| PROBLEM TO WORK ON |
Go through the entries and tally the lines containing the word "Linked". Only the total is wanted.
═════ RECORD EXCERPTS
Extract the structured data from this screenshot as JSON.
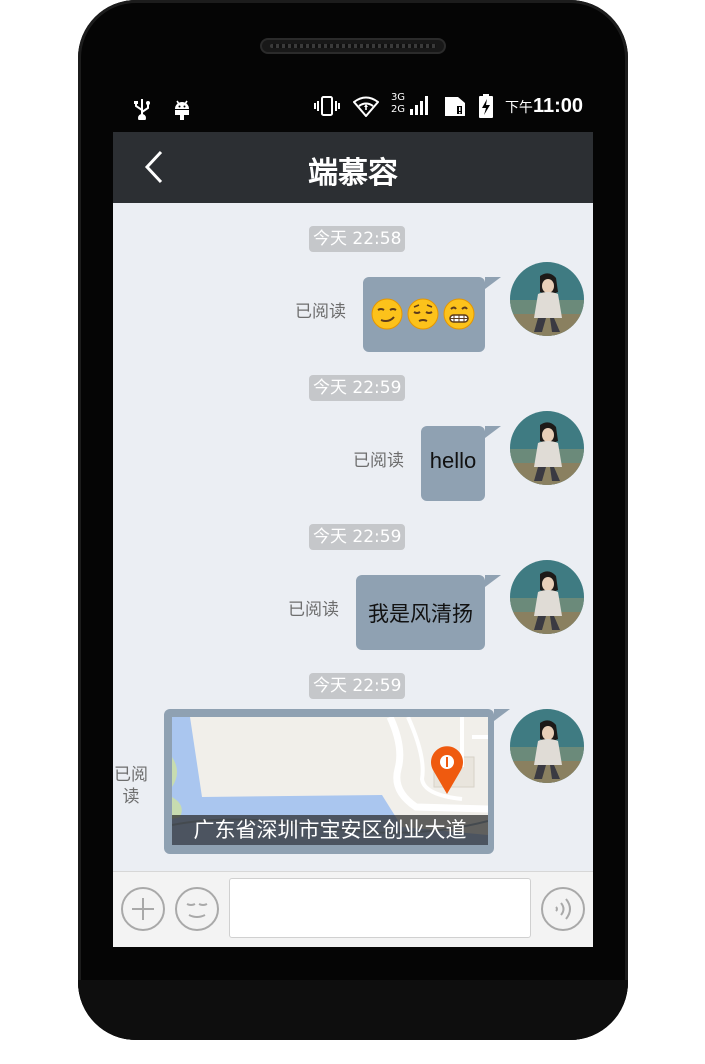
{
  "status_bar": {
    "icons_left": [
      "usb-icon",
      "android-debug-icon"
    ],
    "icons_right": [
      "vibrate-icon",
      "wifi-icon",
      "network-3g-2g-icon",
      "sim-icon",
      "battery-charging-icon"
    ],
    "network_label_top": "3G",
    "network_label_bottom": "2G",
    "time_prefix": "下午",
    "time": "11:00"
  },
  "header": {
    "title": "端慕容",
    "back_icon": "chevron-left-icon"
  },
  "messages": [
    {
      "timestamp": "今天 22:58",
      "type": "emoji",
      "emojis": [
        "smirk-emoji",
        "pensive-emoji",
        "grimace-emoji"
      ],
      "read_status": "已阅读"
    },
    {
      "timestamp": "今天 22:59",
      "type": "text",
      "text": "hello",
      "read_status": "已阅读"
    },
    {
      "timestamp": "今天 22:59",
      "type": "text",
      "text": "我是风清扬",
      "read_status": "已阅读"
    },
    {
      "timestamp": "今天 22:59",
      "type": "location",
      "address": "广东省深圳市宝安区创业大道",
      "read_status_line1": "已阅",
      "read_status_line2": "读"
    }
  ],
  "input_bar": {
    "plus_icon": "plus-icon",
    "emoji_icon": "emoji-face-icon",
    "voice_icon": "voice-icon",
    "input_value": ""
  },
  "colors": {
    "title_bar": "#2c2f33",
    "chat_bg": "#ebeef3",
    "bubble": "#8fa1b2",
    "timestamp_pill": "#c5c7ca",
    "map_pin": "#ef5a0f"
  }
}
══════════
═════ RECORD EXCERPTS
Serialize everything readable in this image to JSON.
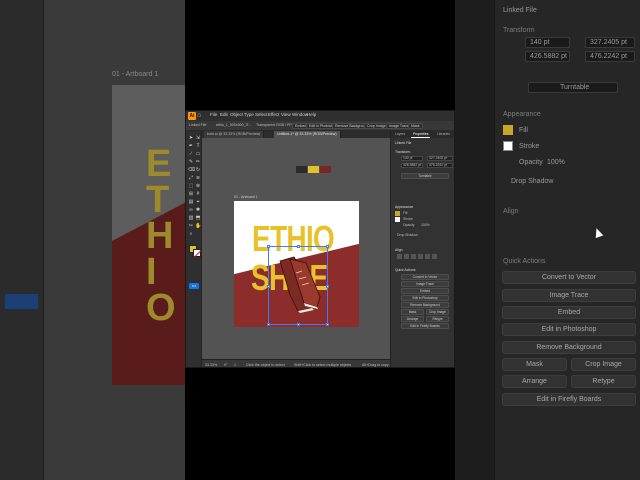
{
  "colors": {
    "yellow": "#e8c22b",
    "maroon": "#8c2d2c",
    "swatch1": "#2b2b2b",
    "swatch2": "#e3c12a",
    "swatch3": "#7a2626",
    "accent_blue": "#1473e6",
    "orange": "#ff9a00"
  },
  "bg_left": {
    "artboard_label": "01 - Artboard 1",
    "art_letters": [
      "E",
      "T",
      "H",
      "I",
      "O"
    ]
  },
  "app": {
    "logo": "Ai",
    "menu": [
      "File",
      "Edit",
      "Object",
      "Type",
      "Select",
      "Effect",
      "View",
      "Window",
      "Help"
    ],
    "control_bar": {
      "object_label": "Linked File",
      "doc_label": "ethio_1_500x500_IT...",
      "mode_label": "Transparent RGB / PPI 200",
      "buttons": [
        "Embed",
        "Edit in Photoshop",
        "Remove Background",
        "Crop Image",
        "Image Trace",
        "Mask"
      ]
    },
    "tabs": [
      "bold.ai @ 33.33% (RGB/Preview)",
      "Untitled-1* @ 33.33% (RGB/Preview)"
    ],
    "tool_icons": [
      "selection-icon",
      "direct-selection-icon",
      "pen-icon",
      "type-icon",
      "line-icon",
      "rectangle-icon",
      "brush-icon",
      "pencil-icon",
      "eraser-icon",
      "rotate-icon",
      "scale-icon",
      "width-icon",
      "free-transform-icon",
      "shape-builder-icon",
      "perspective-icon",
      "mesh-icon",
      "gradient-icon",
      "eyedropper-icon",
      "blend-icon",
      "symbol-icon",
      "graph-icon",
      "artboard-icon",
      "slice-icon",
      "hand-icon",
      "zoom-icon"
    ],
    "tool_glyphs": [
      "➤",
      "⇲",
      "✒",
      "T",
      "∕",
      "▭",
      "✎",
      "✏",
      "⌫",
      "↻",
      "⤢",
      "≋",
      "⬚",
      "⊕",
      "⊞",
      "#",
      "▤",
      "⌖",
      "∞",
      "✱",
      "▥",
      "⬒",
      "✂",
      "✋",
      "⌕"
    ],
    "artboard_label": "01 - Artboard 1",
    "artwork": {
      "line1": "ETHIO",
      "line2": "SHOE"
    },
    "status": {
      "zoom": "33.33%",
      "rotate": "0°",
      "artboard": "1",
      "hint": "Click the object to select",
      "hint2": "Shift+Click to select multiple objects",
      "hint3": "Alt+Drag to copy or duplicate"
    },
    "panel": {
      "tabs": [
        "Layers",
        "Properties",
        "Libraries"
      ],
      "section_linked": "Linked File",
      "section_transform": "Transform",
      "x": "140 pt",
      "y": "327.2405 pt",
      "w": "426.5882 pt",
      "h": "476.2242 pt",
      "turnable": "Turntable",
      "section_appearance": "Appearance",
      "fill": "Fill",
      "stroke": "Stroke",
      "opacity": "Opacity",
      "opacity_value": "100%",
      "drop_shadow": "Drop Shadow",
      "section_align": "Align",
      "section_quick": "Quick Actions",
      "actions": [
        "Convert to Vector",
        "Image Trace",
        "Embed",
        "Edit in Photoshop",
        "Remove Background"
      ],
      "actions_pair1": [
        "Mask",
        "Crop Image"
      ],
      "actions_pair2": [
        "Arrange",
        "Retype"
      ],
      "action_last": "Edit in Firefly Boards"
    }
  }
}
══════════
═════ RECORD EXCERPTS
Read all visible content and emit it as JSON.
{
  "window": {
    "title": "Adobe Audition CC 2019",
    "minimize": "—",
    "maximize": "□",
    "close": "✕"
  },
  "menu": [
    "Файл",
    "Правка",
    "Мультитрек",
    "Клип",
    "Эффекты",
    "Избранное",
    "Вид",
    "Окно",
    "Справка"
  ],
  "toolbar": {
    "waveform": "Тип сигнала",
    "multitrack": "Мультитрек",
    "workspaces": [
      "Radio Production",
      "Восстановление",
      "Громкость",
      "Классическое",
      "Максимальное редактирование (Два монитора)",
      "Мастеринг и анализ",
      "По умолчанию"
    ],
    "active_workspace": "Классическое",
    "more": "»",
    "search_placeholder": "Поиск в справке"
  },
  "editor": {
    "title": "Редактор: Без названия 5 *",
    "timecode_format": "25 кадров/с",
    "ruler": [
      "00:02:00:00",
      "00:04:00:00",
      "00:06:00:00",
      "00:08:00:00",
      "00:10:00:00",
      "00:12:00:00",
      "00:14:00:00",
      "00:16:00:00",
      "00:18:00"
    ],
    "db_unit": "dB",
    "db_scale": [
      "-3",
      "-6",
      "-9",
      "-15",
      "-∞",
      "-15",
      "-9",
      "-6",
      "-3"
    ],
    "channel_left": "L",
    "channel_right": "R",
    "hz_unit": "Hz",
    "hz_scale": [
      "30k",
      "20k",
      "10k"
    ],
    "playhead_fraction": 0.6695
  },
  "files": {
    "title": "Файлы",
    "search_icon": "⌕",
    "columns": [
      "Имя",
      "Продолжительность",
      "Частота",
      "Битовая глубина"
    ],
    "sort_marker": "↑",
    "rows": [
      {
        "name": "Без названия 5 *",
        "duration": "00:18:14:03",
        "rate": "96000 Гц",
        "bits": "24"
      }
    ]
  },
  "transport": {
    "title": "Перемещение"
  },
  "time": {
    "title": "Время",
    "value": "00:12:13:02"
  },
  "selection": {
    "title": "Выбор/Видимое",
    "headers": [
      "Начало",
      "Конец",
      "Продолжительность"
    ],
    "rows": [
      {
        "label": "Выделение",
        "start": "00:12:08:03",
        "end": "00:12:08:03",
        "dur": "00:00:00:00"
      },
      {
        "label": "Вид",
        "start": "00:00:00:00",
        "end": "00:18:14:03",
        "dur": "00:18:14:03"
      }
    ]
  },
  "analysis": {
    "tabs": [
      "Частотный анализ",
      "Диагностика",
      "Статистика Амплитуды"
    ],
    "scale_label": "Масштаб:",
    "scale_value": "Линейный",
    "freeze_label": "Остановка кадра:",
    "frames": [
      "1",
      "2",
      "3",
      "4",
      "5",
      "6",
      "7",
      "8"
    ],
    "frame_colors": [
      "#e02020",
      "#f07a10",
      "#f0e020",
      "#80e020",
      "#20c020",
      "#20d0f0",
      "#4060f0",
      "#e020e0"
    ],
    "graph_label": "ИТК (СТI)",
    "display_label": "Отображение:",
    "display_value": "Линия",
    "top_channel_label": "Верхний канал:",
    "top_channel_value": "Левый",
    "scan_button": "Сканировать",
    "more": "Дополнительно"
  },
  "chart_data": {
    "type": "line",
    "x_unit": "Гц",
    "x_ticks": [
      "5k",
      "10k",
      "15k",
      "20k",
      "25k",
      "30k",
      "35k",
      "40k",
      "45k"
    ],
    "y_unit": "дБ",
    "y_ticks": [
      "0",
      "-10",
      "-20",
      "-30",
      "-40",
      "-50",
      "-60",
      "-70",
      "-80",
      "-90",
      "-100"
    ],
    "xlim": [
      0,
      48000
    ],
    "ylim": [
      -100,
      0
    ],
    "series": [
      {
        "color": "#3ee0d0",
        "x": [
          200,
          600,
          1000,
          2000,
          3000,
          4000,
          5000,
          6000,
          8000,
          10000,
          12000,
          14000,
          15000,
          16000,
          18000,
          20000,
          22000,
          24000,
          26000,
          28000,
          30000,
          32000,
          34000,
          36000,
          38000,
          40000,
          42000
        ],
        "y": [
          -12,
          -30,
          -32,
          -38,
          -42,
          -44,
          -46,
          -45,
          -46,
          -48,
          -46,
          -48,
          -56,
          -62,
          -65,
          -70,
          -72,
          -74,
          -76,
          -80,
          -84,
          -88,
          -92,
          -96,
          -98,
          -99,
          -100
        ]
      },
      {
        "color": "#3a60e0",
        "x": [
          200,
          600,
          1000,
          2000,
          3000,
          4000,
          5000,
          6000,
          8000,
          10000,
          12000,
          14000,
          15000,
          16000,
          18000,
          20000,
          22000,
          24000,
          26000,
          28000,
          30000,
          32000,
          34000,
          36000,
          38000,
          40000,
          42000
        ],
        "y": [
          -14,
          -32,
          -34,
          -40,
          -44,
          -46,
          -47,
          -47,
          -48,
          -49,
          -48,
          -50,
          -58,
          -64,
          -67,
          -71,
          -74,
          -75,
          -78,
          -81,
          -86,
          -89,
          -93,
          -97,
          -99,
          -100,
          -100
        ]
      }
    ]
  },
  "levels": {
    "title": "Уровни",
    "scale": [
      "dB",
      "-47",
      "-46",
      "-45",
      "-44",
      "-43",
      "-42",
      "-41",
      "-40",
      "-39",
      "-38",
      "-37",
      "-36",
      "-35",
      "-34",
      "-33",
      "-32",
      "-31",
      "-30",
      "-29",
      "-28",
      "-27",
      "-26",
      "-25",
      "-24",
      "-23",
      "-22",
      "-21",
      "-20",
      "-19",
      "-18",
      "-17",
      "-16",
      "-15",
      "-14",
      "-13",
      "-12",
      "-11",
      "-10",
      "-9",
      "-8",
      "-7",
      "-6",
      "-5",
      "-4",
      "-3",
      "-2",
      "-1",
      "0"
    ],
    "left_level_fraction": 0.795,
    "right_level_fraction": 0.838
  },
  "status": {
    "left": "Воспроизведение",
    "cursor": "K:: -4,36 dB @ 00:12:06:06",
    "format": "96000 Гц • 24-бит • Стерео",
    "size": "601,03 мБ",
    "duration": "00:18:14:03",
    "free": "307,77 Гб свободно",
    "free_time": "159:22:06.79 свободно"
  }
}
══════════
| TASK RESULT |
2